**Activity:**
What lines below include the string "微软雅黑"? Pick them out and copy them.

**Extracted material:**

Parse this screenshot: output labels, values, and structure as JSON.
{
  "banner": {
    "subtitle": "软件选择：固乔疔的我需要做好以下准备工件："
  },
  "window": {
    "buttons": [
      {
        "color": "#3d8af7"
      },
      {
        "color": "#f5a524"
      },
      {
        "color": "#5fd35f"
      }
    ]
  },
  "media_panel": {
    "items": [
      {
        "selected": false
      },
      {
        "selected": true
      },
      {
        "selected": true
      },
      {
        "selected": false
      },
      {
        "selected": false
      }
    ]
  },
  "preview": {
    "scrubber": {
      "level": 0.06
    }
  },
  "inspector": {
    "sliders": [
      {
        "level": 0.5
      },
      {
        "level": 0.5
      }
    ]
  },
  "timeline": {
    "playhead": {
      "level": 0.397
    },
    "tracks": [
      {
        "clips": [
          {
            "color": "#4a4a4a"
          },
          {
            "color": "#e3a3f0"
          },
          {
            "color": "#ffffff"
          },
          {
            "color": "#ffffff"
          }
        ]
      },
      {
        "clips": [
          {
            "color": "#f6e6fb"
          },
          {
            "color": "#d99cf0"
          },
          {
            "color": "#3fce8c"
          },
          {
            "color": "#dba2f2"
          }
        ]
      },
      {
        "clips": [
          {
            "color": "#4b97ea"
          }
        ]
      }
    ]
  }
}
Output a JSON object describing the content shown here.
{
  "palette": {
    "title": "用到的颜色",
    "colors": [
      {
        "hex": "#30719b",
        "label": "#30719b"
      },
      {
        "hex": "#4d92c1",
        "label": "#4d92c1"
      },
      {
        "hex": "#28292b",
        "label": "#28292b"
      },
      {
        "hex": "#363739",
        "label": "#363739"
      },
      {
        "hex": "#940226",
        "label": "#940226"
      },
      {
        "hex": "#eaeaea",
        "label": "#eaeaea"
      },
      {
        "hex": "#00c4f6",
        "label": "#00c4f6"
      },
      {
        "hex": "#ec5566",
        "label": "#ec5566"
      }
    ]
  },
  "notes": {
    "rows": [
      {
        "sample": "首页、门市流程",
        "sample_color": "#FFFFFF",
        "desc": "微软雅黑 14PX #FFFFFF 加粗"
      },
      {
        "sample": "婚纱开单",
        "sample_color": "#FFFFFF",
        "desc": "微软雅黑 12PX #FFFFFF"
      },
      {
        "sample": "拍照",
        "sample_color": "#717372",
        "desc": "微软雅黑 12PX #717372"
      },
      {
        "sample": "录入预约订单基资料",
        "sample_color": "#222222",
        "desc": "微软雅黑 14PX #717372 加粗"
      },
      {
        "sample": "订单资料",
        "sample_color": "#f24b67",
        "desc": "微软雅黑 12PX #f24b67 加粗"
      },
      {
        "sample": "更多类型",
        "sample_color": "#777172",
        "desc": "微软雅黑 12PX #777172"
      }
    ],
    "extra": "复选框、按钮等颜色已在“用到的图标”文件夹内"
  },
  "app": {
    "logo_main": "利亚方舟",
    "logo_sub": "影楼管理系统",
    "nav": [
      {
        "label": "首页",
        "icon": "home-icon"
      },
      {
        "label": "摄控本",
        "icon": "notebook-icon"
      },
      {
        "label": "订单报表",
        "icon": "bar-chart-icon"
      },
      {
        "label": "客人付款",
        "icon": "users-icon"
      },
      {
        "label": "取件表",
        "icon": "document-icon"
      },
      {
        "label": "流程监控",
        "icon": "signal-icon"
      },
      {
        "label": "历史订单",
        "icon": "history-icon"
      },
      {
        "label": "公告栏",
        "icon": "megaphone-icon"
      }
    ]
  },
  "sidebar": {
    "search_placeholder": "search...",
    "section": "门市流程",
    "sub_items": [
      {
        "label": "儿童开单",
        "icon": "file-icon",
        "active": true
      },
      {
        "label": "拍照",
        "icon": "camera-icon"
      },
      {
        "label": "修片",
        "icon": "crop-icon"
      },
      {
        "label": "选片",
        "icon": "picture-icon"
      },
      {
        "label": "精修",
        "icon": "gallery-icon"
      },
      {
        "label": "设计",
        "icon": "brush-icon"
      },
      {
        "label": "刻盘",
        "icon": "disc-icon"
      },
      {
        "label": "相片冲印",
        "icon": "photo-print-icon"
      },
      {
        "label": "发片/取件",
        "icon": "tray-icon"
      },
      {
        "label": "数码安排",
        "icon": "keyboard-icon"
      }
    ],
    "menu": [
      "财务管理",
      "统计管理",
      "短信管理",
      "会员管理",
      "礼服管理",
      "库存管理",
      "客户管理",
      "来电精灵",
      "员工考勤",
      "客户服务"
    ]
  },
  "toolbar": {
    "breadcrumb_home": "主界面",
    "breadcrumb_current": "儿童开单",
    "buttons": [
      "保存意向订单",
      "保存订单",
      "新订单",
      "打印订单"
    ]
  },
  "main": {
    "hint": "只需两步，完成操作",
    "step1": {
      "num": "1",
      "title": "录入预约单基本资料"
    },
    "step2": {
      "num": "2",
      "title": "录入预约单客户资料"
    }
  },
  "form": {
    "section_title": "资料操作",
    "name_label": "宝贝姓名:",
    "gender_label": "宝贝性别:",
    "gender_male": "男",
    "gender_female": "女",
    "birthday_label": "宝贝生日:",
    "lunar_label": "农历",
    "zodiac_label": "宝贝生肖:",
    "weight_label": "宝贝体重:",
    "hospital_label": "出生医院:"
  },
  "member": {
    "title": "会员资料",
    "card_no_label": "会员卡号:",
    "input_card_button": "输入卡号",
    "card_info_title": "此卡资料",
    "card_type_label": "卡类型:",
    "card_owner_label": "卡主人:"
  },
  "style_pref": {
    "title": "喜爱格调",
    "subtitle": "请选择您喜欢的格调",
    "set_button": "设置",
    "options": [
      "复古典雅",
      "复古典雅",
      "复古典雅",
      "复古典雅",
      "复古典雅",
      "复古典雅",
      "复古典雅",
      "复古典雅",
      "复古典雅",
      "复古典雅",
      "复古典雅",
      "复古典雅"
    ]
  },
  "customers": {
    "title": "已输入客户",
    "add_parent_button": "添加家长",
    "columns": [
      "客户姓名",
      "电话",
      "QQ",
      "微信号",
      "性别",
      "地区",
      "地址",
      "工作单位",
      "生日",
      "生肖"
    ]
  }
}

**Exercise solution:**
        "desc": "微软雅黑 14PX #FFFFFF 加粗"
        "desc": "微软雅黑 12PX #FFFFFF"
        "desc": "微软雅黑 12PX #717372"
        "desc": "微软雅黑 14PX #717372 加粗"
        "desc": "微软雅黑 12PX #f24b67 加粗"
        "desc": "微软雅黑 12PX #777172"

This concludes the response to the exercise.